As the lava lake inside the volcano has subsided, the newly exposed crater walls no longer are supported by lava and begin to collapse inward, enlarging the size of the vent. Earthquakes may have contributed to the walls collapsing, scientists say.
On Sunday more than 40 small quakes rattled the Kilauea summit area, most in the range of magnitude 2.5 to 3. A dozen more shook the flanks, including one upslope at magnitude 3.5 and a magnitude-3 temblor offshore.
The pieces that fall to the bottom essentially create an interior cap that keeps gas and steam from escaping, and the pressure buildup contributes to conditions leading to explosions.
That’s what happened in 1924 when Kilauea had its most powerful eruption since the early 19th century, according to scientists. The largest pieces of debris were hurtled about three-fifths of a mile, or more than 1,000 yards, from the crater rim.
Explosions similarly have been occurring in the latest eruption, but not lasting as long and not nearly as powerful as the 1924 blasts, scientists said. Pieces perhaps no more than 20 pounds have been thrown from Kiluaea, scientists estimate.
Still, the pattern of activity is the same as in 1924, they said.
Brantley said the size of the vent in 1924 roughly doubled in about three weeks.
He told reporters Sunday that there could be larger explosions than what has been happening the past few weeks.
“We still think this is a real possibility,” Brantley said.
But scientists dispelled the notion that the current developments would generate a massive explosion akin to what is seen in Hollywood movies, or the cataclysmic 1980 eruption of Mount St. Helens, northeast of Portland, Ore.

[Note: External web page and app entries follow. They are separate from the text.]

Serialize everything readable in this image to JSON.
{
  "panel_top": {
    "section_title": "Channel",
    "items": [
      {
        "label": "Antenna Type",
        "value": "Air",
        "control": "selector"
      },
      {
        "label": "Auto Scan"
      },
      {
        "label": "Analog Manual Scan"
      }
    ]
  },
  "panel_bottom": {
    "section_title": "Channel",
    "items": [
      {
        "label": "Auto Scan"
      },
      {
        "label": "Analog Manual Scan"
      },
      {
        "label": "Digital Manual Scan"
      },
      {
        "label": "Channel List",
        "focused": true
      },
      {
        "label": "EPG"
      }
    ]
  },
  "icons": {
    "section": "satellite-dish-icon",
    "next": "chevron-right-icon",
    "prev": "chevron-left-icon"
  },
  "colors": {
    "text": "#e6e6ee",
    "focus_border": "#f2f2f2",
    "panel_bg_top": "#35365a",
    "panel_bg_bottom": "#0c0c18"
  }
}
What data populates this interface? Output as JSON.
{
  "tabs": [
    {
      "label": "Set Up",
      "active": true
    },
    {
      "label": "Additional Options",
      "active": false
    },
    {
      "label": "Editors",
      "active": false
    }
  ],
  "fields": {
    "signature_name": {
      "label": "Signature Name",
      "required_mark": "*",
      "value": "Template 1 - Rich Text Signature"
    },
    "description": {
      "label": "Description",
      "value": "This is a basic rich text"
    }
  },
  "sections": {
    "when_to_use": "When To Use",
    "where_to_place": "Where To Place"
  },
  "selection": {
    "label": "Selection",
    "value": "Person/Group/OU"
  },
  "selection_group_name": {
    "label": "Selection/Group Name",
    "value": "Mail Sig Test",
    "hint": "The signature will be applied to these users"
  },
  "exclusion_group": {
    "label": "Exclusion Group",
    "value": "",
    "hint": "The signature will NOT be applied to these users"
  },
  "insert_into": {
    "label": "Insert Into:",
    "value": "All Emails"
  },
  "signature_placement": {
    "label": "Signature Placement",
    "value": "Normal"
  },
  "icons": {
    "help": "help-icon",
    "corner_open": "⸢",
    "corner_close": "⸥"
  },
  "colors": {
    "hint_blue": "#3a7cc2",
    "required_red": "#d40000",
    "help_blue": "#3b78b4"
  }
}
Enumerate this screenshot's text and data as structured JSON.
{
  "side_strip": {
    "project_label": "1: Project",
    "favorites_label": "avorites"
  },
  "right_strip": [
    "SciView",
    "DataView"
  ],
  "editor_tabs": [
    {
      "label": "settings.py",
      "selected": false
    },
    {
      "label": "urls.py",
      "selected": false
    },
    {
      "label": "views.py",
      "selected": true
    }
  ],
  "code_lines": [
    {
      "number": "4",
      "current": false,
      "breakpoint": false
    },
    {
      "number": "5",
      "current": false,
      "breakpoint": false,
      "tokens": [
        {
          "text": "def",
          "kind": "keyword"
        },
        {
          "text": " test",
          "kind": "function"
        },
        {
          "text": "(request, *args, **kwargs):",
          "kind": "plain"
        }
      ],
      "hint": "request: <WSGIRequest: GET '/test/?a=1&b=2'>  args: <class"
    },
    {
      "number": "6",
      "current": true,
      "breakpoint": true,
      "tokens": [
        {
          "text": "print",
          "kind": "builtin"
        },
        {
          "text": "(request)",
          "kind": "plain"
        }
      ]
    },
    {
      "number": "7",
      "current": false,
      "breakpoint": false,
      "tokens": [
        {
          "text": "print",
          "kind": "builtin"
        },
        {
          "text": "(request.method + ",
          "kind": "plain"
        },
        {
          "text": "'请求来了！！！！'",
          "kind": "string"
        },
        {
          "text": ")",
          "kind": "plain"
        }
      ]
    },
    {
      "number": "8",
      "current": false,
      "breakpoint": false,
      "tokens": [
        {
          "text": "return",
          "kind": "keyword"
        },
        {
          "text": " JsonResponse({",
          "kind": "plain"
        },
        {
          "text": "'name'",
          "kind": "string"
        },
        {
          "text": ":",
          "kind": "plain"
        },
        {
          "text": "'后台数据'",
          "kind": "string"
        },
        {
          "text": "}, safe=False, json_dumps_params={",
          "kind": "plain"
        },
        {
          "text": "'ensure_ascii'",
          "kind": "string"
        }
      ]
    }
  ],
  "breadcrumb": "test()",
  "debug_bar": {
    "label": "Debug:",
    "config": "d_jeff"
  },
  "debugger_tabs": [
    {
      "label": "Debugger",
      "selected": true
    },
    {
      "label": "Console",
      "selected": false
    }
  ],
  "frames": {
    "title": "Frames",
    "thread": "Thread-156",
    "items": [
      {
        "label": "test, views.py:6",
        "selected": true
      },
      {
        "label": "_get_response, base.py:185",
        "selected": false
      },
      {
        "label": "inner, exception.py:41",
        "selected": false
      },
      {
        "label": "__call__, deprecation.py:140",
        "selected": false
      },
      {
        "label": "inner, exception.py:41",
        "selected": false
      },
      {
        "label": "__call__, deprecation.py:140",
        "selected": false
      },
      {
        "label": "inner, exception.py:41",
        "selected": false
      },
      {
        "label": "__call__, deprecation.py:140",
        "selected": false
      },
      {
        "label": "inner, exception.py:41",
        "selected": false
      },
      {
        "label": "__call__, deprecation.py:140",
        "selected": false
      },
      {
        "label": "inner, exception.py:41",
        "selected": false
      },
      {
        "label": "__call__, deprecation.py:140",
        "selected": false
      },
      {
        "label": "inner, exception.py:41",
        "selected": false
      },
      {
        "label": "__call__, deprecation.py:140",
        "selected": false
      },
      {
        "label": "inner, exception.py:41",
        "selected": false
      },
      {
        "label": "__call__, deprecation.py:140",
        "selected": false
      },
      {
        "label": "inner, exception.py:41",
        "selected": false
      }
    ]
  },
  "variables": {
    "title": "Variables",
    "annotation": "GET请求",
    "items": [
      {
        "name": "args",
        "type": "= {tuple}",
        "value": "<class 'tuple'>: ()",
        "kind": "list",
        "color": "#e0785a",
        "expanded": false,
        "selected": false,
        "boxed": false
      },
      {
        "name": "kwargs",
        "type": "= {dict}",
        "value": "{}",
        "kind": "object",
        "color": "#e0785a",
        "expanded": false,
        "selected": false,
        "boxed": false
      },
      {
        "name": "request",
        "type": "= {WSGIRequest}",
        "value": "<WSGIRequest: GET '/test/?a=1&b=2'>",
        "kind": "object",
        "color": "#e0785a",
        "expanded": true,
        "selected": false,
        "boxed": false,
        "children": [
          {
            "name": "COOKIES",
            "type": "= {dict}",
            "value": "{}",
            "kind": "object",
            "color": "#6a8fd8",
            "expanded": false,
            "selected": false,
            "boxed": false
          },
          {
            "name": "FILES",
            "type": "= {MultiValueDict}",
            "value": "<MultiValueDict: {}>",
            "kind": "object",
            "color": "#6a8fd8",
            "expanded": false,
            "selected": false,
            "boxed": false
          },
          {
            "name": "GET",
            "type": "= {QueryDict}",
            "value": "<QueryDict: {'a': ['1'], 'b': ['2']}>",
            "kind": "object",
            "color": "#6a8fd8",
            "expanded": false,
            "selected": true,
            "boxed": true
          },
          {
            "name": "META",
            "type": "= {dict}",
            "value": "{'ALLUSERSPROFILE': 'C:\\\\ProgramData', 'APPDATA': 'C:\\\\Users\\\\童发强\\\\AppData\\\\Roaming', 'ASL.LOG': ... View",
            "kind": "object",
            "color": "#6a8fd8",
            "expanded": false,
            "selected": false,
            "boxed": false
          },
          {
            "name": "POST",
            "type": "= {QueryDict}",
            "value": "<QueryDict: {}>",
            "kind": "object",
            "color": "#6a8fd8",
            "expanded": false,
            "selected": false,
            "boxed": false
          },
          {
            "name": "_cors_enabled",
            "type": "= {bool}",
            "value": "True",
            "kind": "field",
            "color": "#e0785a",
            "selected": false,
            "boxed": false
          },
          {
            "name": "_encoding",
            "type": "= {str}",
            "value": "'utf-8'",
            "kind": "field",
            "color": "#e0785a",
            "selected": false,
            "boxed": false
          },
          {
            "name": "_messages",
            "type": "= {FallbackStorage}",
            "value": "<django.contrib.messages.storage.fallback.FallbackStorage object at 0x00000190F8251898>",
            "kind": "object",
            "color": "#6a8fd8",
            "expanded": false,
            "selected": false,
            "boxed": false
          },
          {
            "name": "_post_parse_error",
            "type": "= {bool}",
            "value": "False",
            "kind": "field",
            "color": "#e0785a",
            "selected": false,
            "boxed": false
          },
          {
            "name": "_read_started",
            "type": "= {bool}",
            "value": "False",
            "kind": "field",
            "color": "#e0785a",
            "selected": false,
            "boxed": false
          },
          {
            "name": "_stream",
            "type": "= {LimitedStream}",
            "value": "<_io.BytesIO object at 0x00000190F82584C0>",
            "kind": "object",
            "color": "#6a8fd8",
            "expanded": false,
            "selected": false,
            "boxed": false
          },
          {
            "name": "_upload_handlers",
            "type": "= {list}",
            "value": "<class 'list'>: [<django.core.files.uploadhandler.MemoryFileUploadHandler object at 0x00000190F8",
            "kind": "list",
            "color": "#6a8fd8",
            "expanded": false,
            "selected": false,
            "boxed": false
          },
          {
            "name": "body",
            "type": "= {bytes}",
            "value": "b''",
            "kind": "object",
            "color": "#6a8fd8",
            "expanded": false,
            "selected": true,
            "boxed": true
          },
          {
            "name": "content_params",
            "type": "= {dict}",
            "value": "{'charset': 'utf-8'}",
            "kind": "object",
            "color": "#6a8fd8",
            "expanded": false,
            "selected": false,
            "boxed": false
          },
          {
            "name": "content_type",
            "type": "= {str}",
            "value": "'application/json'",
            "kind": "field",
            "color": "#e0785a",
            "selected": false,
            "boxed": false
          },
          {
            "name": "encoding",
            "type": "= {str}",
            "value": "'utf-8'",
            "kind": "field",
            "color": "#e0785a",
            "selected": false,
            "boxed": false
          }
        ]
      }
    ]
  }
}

“It’s not as if this is building to some big, huge, crazy explosion,” said Scott Rowland, a geologist at the University of Hawaii in Manoa. “It’s not like there will be one big one that everyone is waiting for.”